CoolPeople at CoolSys!—Chris Hutnyak
For CoolSys Team Member and Volunteer Chaplain, ‘It’s All About Meeting People Where They’re At’
It started as a regular day—a soccer tournament for his son, just like so many other games before. But this particular day changed Chris Hutnyak’s life forever.
Driving home from the tournament, they came upon a terrible car accident. They were the first on the scene, and Chris ran up to the demolished vehicle. “Where’s my husband?” the driver asked Chris. Looking around, he spotted a body lying nearby on the side of a hill. He went to the man, sat next to him, prayed with him in his last moments of life. Soon, the EMTs arrived and worked valiantly to save the man, but without success.

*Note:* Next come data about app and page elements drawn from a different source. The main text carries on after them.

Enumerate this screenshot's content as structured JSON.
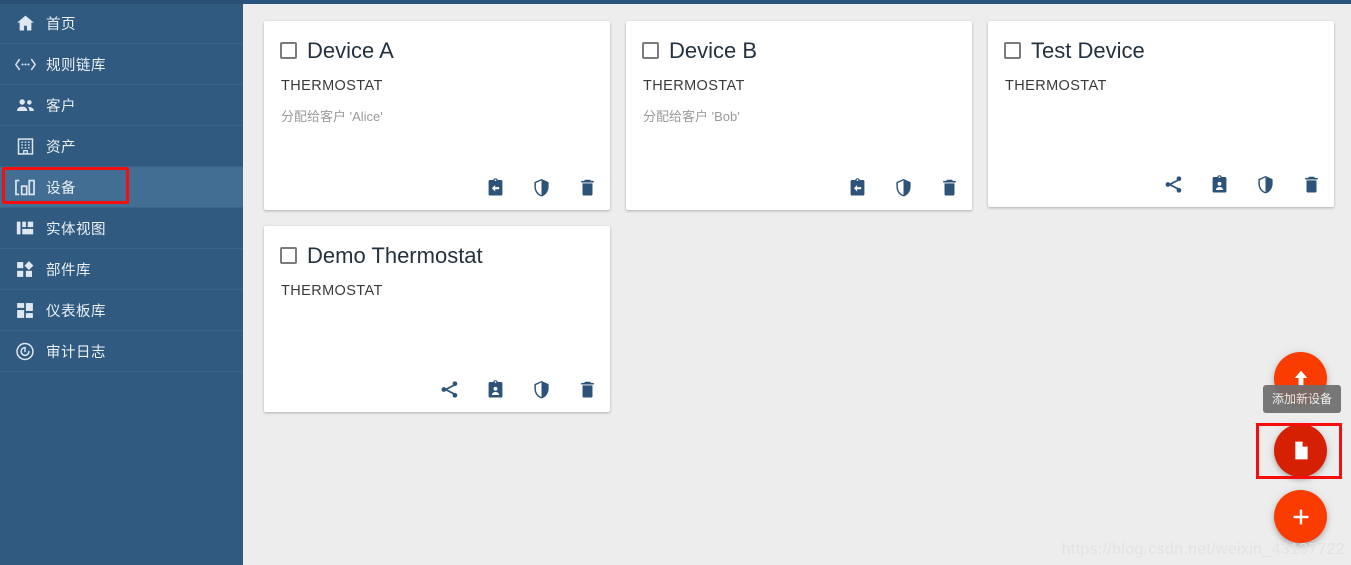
{
  "sidebar": {
    "items": [
      {
        "label": "首页",
        "icon": "home-icon",
        "active": false
      },
      {
        "label": "规则链库",
        "icon": "rulechain-icon",
        "active": false
      },
      {
        "label": "客户",
        "icon": "customers-icon",
        "active": false
      },
      {
        "label": "资产",
        "icon": "assets-icon",
        "active": false
      },
      {
        "label": "设备",
        "icon": "devices-icon",
        "active": true
      },
      {
        "label": "实体视图",
        "icon": "entityview-icon",
        "active": false
      },
      {
        "label": "部件库",
        "icon": "widgets-icon",
        "active": false
      },
      {
        "label": "仪表板库",
        "icon": "dashboards-icon",
        "active": false
      },
      {
        "label": "审计日志",
        "icon": "auditlog-icon",
        "active": false
      }
    ]
  },
  "main": {
    "cards": [
      {
        "title": "Device A",
        "type": "THERMOSTAT",
        "assignment": "分配给客户 'Alice'",
        "actions": [
          "unassign-icon",
          "shield-icon",
          "delete-icon"
        ]
      },
      {
        "title": "Device B",
        "type": "THERMOSTAT",
        "assignment": "分配给客户 'Bob'",
        "actions": [
          "unassign-icon",
          "shield-icon",
          "delete-icon"
        ]
      },
      {
        "title": "Test Device",
        "type": "THERMOSTAT",
        "assignment": "",
        "actions": [
          "share-icon",
          "assign-icon",
          "shield-icon",
          "delete-icon"
        ]
      },
      {
        "title": "Demo Thermostat",
        "type": "THERMOSTAT",
        "assignment": "",
        "actions": [
          "share-icon",
          "assign-icon",
          "shield-icon",
          "delete-icon"
        ]
      }
    ]
  },
  "fabs": {
    "upload_icon": "upload-icon",
    "file_icon": "file-icon",
    "add_icon": "plus-icon",
    "tooltip": "添加新设备"
  },
  "watermark": "https://blog.csdn.net/weixin_43137722",
  "colors": {
    "sidebar_bg": "#305a80",
    "sidebar_active": "#426e93",
    "content_bg": "#ededed",
    "card_bg": "#ffffff",
    "icon_blue": "#2e5378",
    "fab_orange": "#fa3c00",
    "fab_pressed": "#d62003",
    "annotation_red": "#f60d0d"
  }
}
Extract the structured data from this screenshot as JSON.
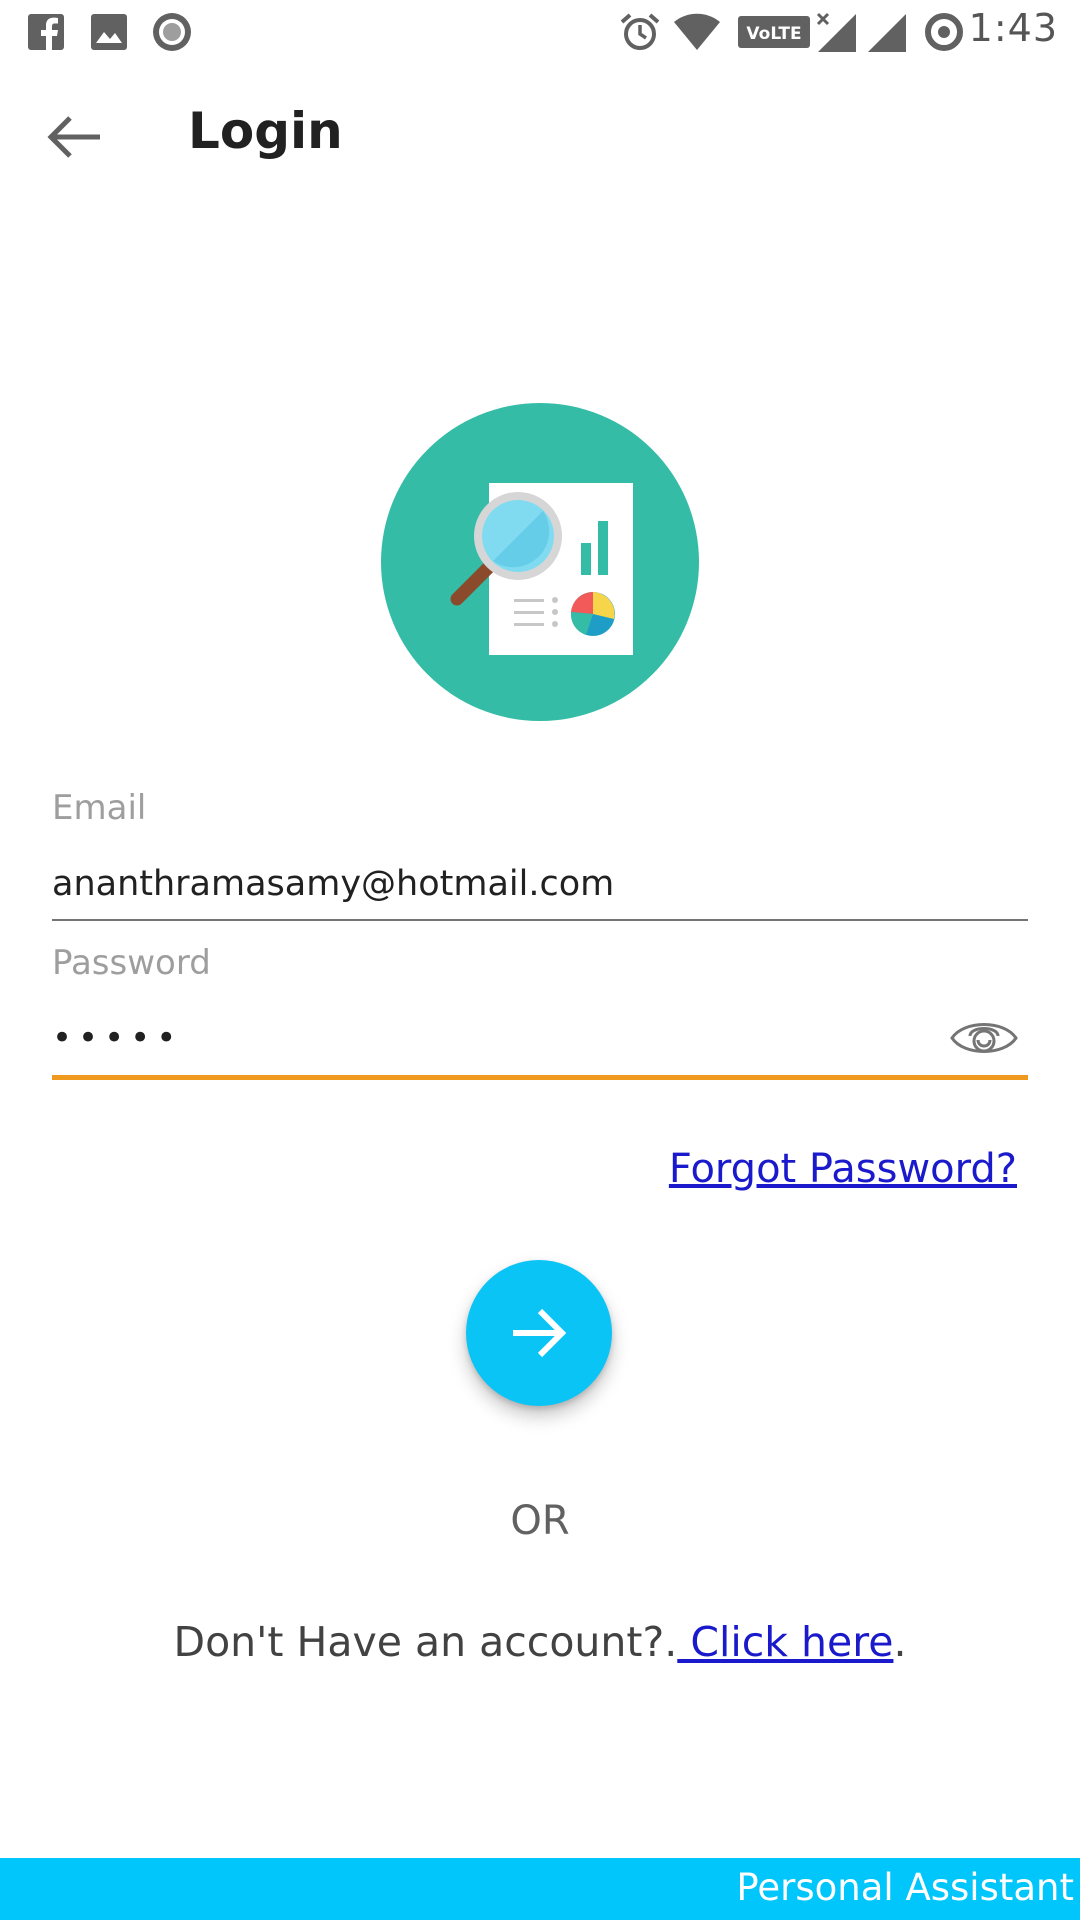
{
  "status_bar": {
    "time": "1:43",
    "left_icons": [
      "facebook-icon",
      "gallery-icon",
      "record-icon"
    ],
    "right_icons": [
      "alarm-icon",
      "wifi-icon",
      "volte-icon",
      "signal-no-data-icon",
      "signal-icon",
      "data-saver-icon"
    ],
    "volte_label": "VoLTE"
  },
  "app_bar": {
    "title": "Login",
    "back_icon": "arrow-left-icon"
  },
  "logo": {
    "icon": "analytics-report-icon",
    "colors": {
      "circle": "#35bca6",
      "paper": "#ffffff",
      "lens": "#80dbf0",
      "handle": "#8b4a2b"
    }
  },
  "form": {
    "email": {
      "label": "Email",
      "value": "ananthramasamy@hotmail.com"
    },
    "password": {
      "label": "Password",
      "value": "•••••",
      "toggle_icon": "eye-icon"
    },
    "forgot_password": "Forgot Password?",
    "submit_icon": "arrow-right-icon"
  },
  "separator": "OR",
  "signup": {
    "prompt": "Don't Have an account?.",
    "link": " Click here",
    "suffix": "."
  },
  "footer": {
    "text": "Personal Assistant"
  },
  "colors": {
    "accent": "#0ac4f6",
    "footer": "#00c6fb",
    "focus_underline": "#ef9a1f",
    "link": "#1a1acc"
  }
}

“I saw the look on their faces as they tried to revive him,” Chris recalls. In that moment, he felt compelled to do something to help first responders like those EMTs, who routinely endure tense, highly emotional and volatile situations in their line of work.
A Perfect Match
A few days later, Chris told the story to a friend who worked for the Richland County Sheriff’s Department—adjacent to Lexington, South Carolina, where Chris and his family live. “Why don’t you become a chaplain?” the friend asked.
His immediate reaction was to reject the idea, Chris says, but then “the Lord slapped me up the side of the head and said, ‘That’s what I want you to do!’” So despite his already busy life as a husband, father and owner of Carolina Refrigeration—now the newest member of the CoolSys family—Chris applied and was accepted as a chaplain in the Richland County Sheriff’s Department. Fans of the former TV show Live PD, which aired on A&E, will recognize that department as one of the show’s long-time featured agencies.
‘Ministry of Presence’
Now, five years later, Chris’s work as a volunteer chaplain has become, in essence, a second full-time job. He’s in charge of the 25 volunteer chaplains who work in the sheriff’s office, he offers free private counseling to the 800-member department, and he writes devotionals and records an occasional Sunday video message that are distributed throughout the department. If you’d like to receive Chris’s daily devotional just drop him an email at email@example.com.
But perhaps the most immediate impact of Chris’s work occurs as he rides along with members of the sheriff’s department. He calls it a “ministry of presence”—being there in the moments of greatest stress and emotion for the law enforcement officers and the citizens they serve. When asked, he prays with deputies and their families, and he provides whatever other assistance they need, day or night. At other times, he becomes a bridge between law enforcement and the public; the “Chaplain” patch on the front and back of his vest can sometimes help to calm a situation, he says.
Counselor and Friend
Mostly, though, Chris is a listening ear and confidential counselor to the officers as they patrol their regions. “We talk about everything, from relationship advice to marital advice to financial advice,” he says. “Having four children and being married for 20-plus years has taught me a lot.”
One of the most important aspects of Chris’s work is to help deputies process the things they’ve experienced after particularly stressful calls. “I’m that steppingstone to help them transition from work back to their home life,” he says.
It’s all about meeting people where they’re at in their life, Chris says. “What I do is a unique experience,” he concludes. “It’s not for everybody, but for me, it’s very fulfilling.”